#### Records provided

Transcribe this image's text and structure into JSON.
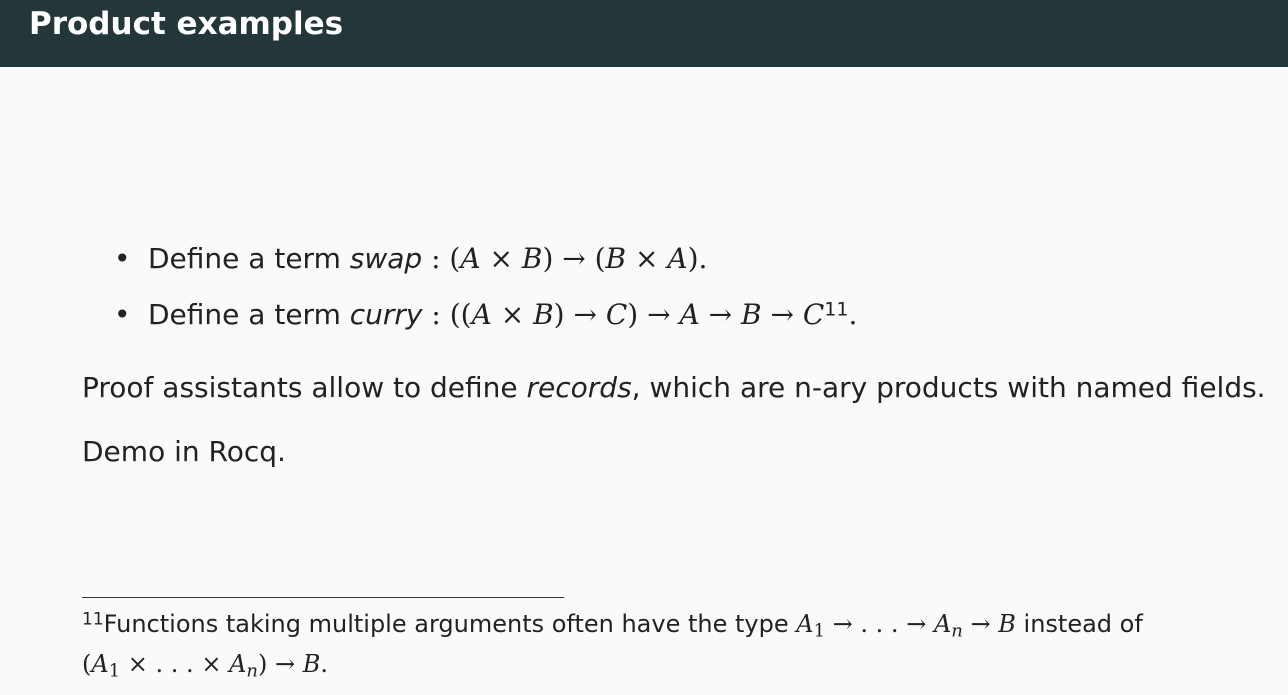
{
  "slide": {
    "title": "Product examples",
    "bullets": [
      {
        "prefix": "Define a term ",
        "name": "swap",
        "type_prefix": " : (",
        "A": "A",
        "times": " × ",
        "B": "B",
        "arrow": ") → (",
        "B2": "B",
        "times2": " × ",
        "A2": "A",
        "suffix": ")."
      },
      {
        "prefix": "Define a term ",
        "name": "curry",
        "open": " : ((",
        "A": "A",
        "times": " × ",
        "B": "B",
        "mid1": ") → ",
        "C": "C",
        "mid2": ") → ",
        "A2": "A",
        "arrow3": " → ",
        "B2": "B",
        "arrow4": " → ",
        "C2": "C",
        "footnote_ref": "11",
        "suffix": "."
      }
    ],
    "paragraph1": {
      "before": "Proof assistants allow to define ",
      "emph": "records",
      "after": ", which are n-ary products with named fields."
    },
    "paragraph2": "Demo in Rocq.",
    "footnote": {
      "number": "11",
      "line1_text": "Functions taking multiple arguments often have the type ",
      "line1_math": {
        "A1": "A",
        "sub1": "1",
        "seq": " → . . . → ",
        "An": "A",
        "subn": "n",
        "arrow": " → ",
        "B": "B"
      },
      "line1_after": " instead of",
      "line2_math": {
        "open": "(",
        "A1": "A",
        "sub1": "1",
        "seq": " × . . . × ",
        "An": "A",
        "subn": "n",
        "close": ") → ",
        "B": "B",
        "end": "."
      }
    }
  }
}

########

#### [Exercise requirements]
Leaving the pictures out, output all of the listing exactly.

#### [Solution]
Transcribe this image's text and structure into JSON.
{
  "slide": {
    "title": "Product examples",
    "bullets": [
      {
        "prefix": "Define a term ",
        "name": "swap",
        "type_prefix": " : (",
        "A": "A",
        "times": " × ",
        "B": "B",
        "arrow": ") → (",
        "B2": "B",
        "times2": " × ",
        "A2": "A",
        "suffix": ")."
      },
      {
        "prefix": "Define a term ",
        "name": "curry",
        "open": " : ((",
        "A": "A",
        "times": " × ",
        "B": "B",
        "mid1": ") → ",
        "C": "C",
        "mid2": ") → ",
        "A2": "A",
        "arrow3": " → ",
        "B2": "B",
        "arrow4": " → ",
        "C2": "C",
        "footnote_ref": "11",
        "suffix": "."
      }
    ],
    "paragraph1": {
      "before": "Proof assistants allow to define ",
      "emph": "records",
      "after": ", which are n-ary products with named fields."
    },
    "paragraph2": "Demo in Rocq.",
    "footnote": {
      "number": "11",
      "line1_text": "Functions taking multiple arguments often have the type ",
      "line1_math": {
        "A1": "A",
        "sub1": "1",
        "seq": " → . . . → ",
        "An": "A",
        "subn": "n",
        "arrow": " → ",
        "B": "B"
      },
      "line1_after": " instead of",
      "line2_math": {
        "open": "(",
        "A1": "A",
        "sub1": "1",
        "seq": " × . . . × ",
        "An": "A",
        "subn": "n",
        "close": ") → ",
        "B": "B",
        "end": "."
      }
    }
  }
}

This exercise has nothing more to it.